Big Tall Chin, Sam Wah Laundry, 1980 Creston Ave., Bronx, New York, 1982.
Mrs. Chin’s husband, Quock Chin, had been murdered in a robbery at the laundry at 1980 Creston Ave. on Dec. 29, 1981 a couple of weeks before I took these photos in January 1982.
Lemin Chin, Big T’s daughter, remembers life in the laundry:
“The day started at seven o’clock in the morning and my father wouldn’t come home until after ten o’clock (at night). All day long, seven days a week. Everything was done by hand. We went there to help out as kids. The prices were maybe 10, 20 or 30 cents for a shirt. It was not a lot of money.
My parents raised four kids, and three adults on the laundry. We weren’t rich. Unfortunately, we used to see these jobs as not very prestigious. That’s why it’s rare to see a family portrait in a laundry. You wouldn’t send them back to home (to China) to show people what your life was like.”
Hand laundries like this one were a bread and butter industry for the New York Chinese community.
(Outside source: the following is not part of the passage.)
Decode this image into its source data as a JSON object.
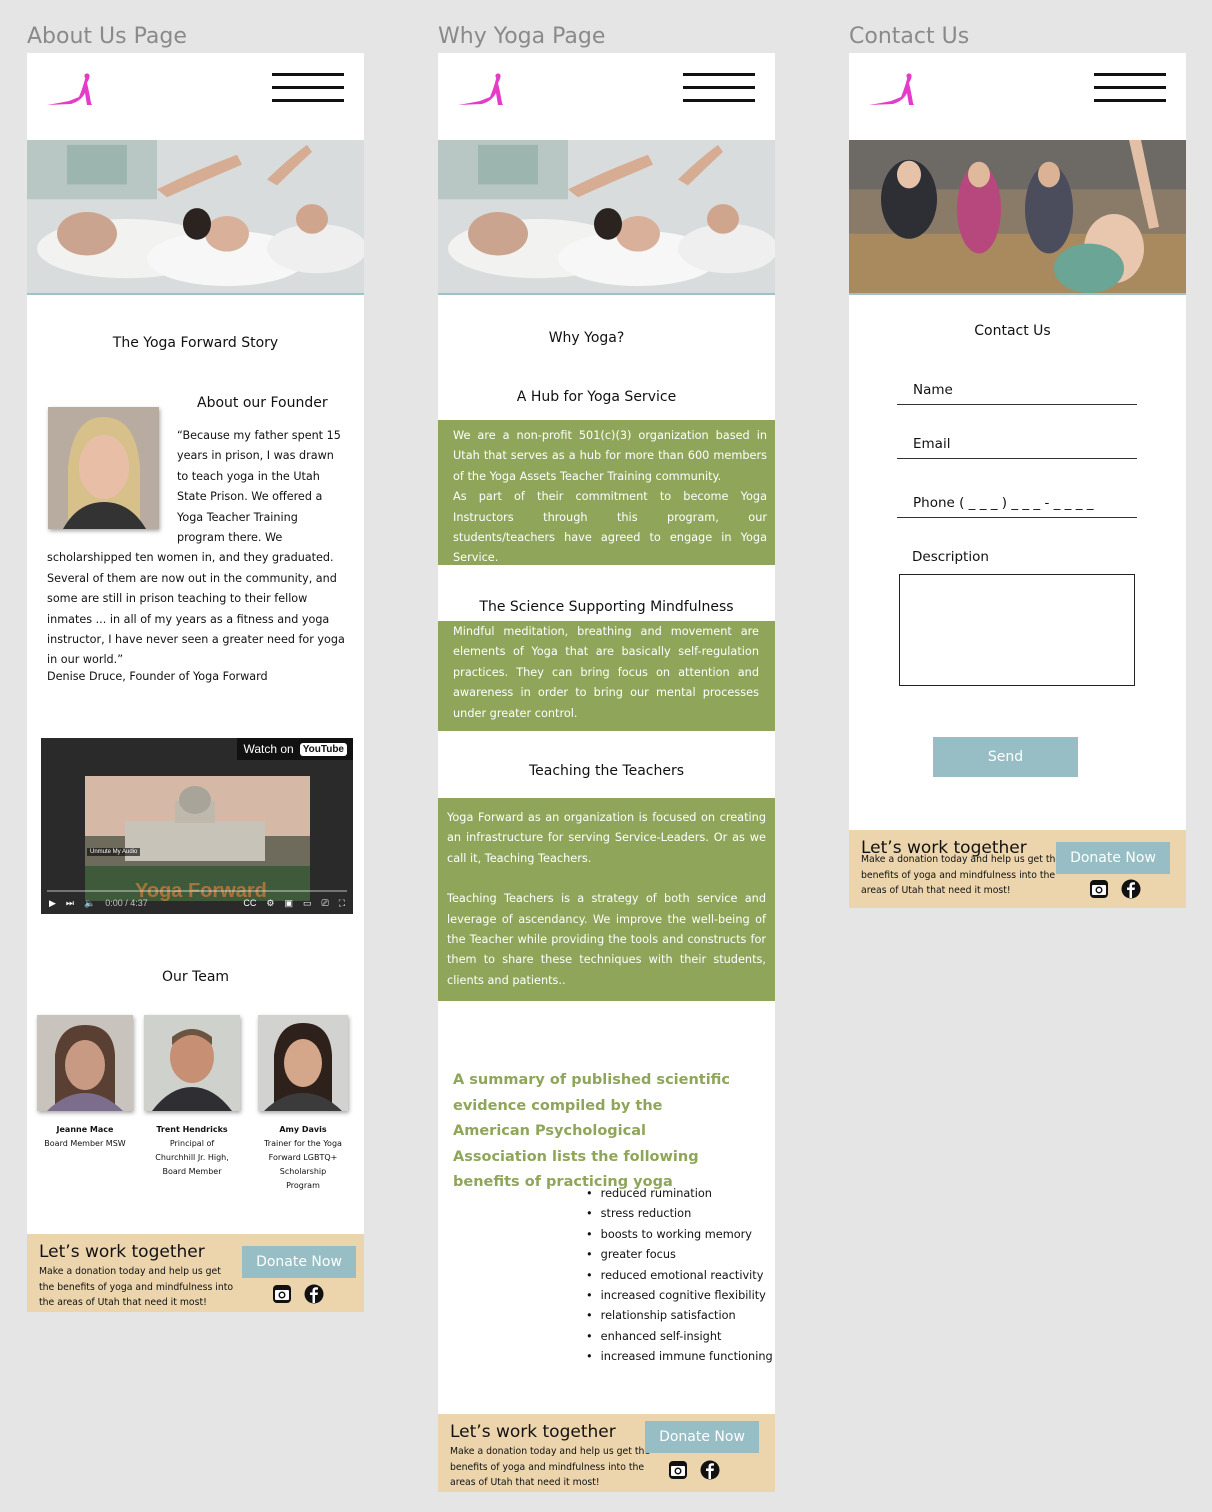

In the 1930s there were over 3,500 Chinese-owned laundries in New York City. Many Chinese men opened laundries because they were forced out of other industries, and because laundry work could be done without much training and little English proficiency. Hand laundry work was known as the “8 Pound Livelihood” because the irons used to press each garment by hand weighed about 8 lbs. Owners often lived in their laundry so kitchens and beds were a typical feature of these work spaces.